Schools in the Seattle area closed down in the middle of March, after nearly half of the parents were already keeping their children home. After a few weeks of things being closed, it was clear we weren’t returning to in-person school and the schools attempted a virtual classroom situation that was not very well received. Some students completed their year’s coursework without a single point of human contact, without ever talking to a single teacher or educator.
During the summer, at least in my school district, the plan was to return to in-person schooling with restrictions and masks and everything possible to keep students and teachers safe. This plan was abandoned a few weeks before students were to go back into class and replaced with a 100% virtual schooling program.
Virtual schooling has been a bit of a disaster. Students all the way down to early elementary have been thrown into Microsoft Teams and are given dozens of assignments, several online meetings, and a dozen instructional videos per week. It’s difficult for parents to help because the eccentricities of the software make it difficult even for parents to navigate.
In my district, early elementary (K-2nd grade) have started going back to school for two half-days per week. At the end of the day, they are given boxed lunches but are not permitted to open those lunches either at school or on the bus for fear that taking their masks off to eat will constitute too risky a behavior.
Early on, nearly all religious gatherings shifted to virtual. As of March, very few Christian churches are meeting in person. None of the churches close to my house were meeting in person, though I did manage to find a Spanish service that was still meeting in person.
There is one church about 10 miles from my house that is meeting at 25% capacity, masked, with restrictions on singing. They were reported to the state as violating the meeting rules, specifically the mask mandate. This was untrue, which is why they suspected the complaint came from someone outside the church who simply saw that there were cars in the parking lot. But it did instigate a church-wide email reminding all parishioners to abide by the state rules.
We have an active mask mandate and mask compliance is universal for indoors gatherings and casual shopping. About half of the people we see at parks, on playgrounds, or running outdoors are wearing masks.
Until the end of the summer, most playgrounds were closed or blocked off.
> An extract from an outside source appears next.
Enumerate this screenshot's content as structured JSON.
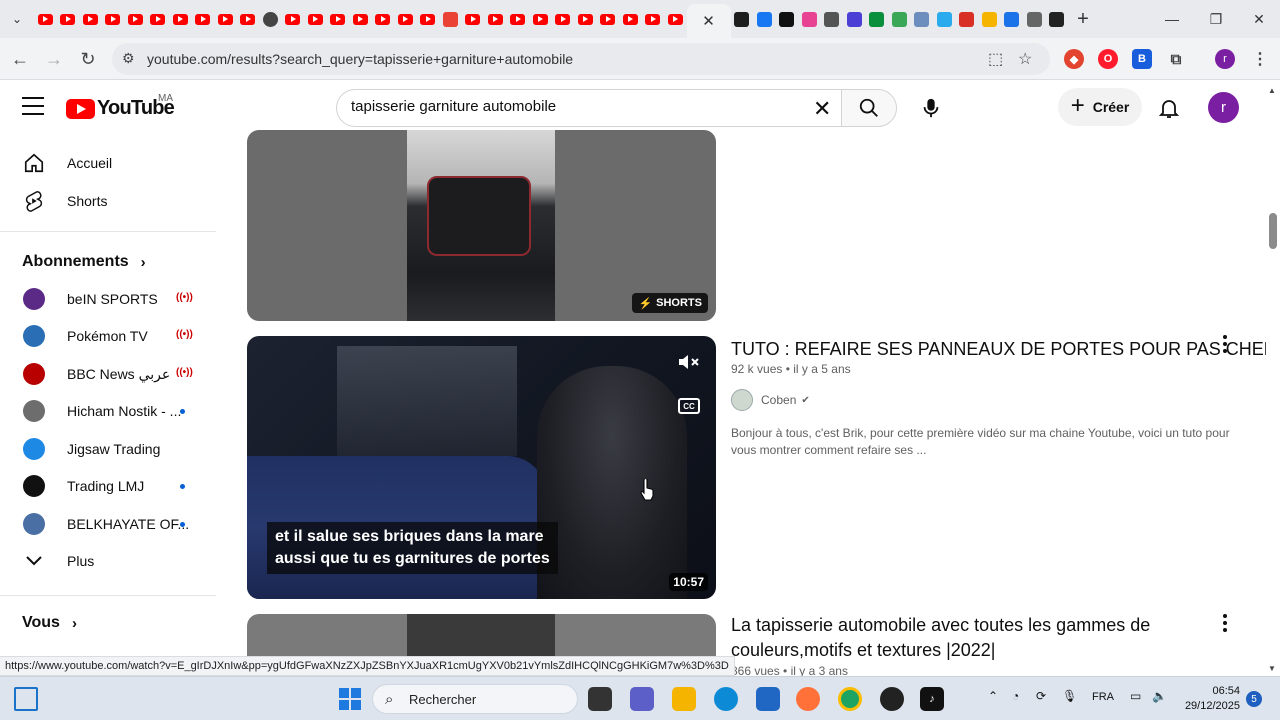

This did not stop people from using the playgrounds and most municipalities threw up their hands and gave up by August. A few parks doubled down, going so far as to rent fencing to block people from the play structures. This behavior has largely ended (as of March 2021).
Indoor dining was banned entirely until the late fall. Many restaurants compensated for this by setting up tents outside their structure and setting tables inside those tents. According to state guidelines, tents were supposed to have 2 open sides and be well ventilated. This was neither implemented nor enforced. Most restaurants simply put up tents in the parking lot and seated people in them.
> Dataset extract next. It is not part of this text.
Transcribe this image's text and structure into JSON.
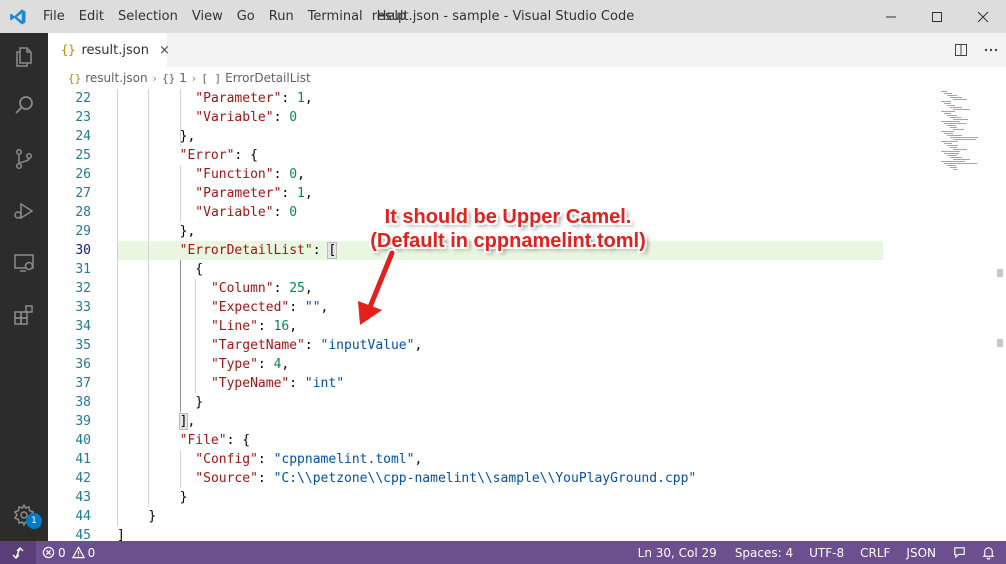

When indoor dining was allowed, it was at 25% capacity. This restriction was mostly just ignored. Restaurants either didn’t seat people inside at all, or blocked off a few tables and called that good. Cafes have a similar pattern in which they will allow people indoors and set out a few chairs that they will tape off as a demonstration of limited capacity but then keep as many open tables as they can plausibly fit in their space.
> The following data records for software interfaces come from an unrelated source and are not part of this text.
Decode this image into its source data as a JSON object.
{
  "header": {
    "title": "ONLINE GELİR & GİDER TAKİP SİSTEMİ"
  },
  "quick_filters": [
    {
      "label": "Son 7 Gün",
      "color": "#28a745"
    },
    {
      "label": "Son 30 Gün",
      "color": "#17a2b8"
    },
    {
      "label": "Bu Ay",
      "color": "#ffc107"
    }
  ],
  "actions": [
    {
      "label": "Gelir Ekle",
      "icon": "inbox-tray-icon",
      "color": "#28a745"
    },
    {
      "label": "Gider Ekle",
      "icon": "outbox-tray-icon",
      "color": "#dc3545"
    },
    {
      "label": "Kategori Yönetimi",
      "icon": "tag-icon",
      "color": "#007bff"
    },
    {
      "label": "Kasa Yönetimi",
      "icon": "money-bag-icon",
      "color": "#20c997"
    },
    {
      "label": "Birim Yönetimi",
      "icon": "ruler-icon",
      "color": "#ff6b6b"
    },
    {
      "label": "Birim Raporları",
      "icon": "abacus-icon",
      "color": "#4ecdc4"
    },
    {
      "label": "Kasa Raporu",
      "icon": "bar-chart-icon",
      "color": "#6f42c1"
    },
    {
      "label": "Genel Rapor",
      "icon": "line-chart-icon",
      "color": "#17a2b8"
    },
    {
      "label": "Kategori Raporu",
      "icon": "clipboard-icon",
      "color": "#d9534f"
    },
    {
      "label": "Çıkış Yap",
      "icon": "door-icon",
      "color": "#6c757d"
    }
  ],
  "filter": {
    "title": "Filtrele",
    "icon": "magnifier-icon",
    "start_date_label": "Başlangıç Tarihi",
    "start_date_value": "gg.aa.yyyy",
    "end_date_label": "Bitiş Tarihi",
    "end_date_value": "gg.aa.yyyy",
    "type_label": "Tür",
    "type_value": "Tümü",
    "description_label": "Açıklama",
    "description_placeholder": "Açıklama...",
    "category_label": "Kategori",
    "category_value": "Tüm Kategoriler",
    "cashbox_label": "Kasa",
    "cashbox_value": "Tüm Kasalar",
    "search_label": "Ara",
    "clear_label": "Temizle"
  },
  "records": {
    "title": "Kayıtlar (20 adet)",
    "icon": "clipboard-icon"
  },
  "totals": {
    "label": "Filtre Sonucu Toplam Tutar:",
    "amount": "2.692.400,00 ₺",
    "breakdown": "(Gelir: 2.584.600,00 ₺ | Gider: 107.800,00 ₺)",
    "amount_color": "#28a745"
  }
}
Fast food restaurants have entirely closed off all indoor dining.
All movie theaters in Seattle are closed except for the AMC theaters, which are available if you want to rent an entire theater for a showing. The pricing is variable, $100 for old movies and $250-$300 for new movies. Theater capacity is limited to 20 people, which makes it very easy to keep socially distant. Masking is required but not enforced and patrons are permitted to remove masks if they are eating or drinking.